REQUIREMENT: Please report how many lines in the data underneath hold the word "icon", with no other text.

DATA RECORDS:

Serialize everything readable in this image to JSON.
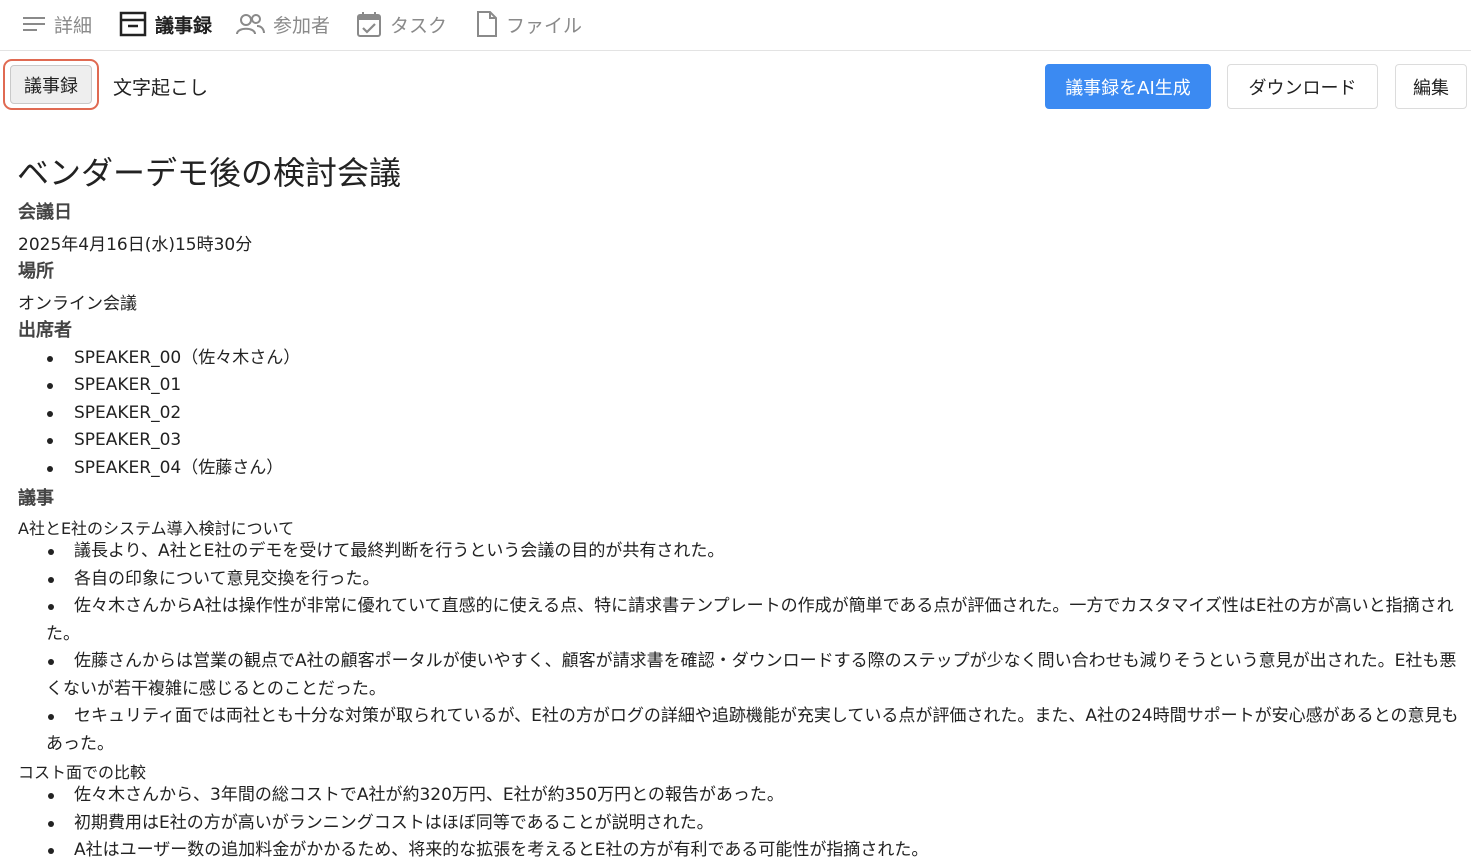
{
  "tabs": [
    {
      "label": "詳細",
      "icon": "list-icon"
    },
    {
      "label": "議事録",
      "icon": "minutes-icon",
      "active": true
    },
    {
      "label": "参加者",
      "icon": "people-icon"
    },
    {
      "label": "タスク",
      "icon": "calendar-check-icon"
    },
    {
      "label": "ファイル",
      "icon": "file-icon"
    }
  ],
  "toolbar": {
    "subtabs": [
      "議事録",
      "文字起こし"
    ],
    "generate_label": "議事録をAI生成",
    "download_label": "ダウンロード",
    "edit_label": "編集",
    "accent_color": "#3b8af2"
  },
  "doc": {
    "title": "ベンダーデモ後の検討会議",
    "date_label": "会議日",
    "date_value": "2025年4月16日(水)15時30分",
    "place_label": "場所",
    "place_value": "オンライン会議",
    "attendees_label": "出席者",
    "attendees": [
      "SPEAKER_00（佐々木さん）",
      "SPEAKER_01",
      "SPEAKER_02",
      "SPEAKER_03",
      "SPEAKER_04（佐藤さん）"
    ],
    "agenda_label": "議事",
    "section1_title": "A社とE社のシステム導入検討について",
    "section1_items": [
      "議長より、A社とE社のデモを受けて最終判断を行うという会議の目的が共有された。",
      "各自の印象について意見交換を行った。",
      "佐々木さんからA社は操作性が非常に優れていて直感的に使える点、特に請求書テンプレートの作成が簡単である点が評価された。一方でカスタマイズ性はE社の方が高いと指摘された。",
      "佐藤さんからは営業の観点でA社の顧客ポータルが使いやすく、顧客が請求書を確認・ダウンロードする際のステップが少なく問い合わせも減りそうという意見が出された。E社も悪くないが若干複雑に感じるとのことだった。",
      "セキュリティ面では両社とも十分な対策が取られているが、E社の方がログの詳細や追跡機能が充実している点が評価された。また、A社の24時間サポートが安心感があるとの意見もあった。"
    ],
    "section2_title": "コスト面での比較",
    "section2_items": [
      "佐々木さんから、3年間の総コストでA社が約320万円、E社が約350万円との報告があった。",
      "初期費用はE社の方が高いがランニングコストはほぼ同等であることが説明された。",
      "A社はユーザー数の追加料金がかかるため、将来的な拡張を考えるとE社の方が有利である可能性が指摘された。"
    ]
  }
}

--

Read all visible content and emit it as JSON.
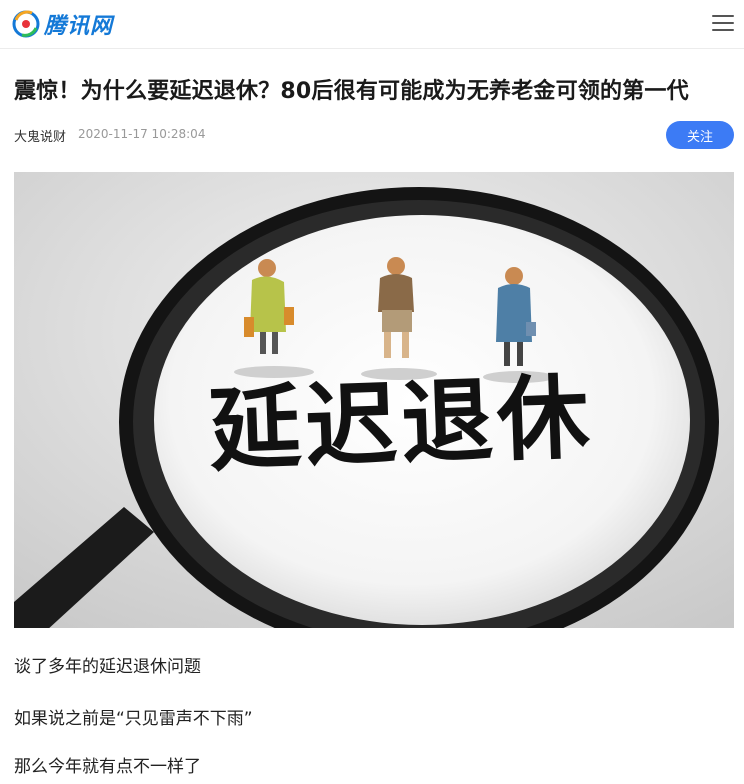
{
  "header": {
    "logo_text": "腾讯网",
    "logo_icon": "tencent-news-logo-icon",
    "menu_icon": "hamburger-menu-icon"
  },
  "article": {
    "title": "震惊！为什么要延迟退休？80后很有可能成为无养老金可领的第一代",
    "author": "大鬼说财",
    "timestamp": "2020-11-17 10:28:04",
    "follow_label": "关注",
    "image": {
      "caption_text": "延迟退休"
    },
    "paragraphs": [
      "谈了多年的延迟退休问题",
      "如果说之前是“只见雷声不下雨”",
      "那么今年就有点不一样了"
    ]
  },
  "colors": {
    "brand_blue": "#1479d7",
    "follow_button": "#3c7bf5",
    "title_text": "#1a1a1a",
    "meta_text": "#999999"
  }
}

SOLUTION: 7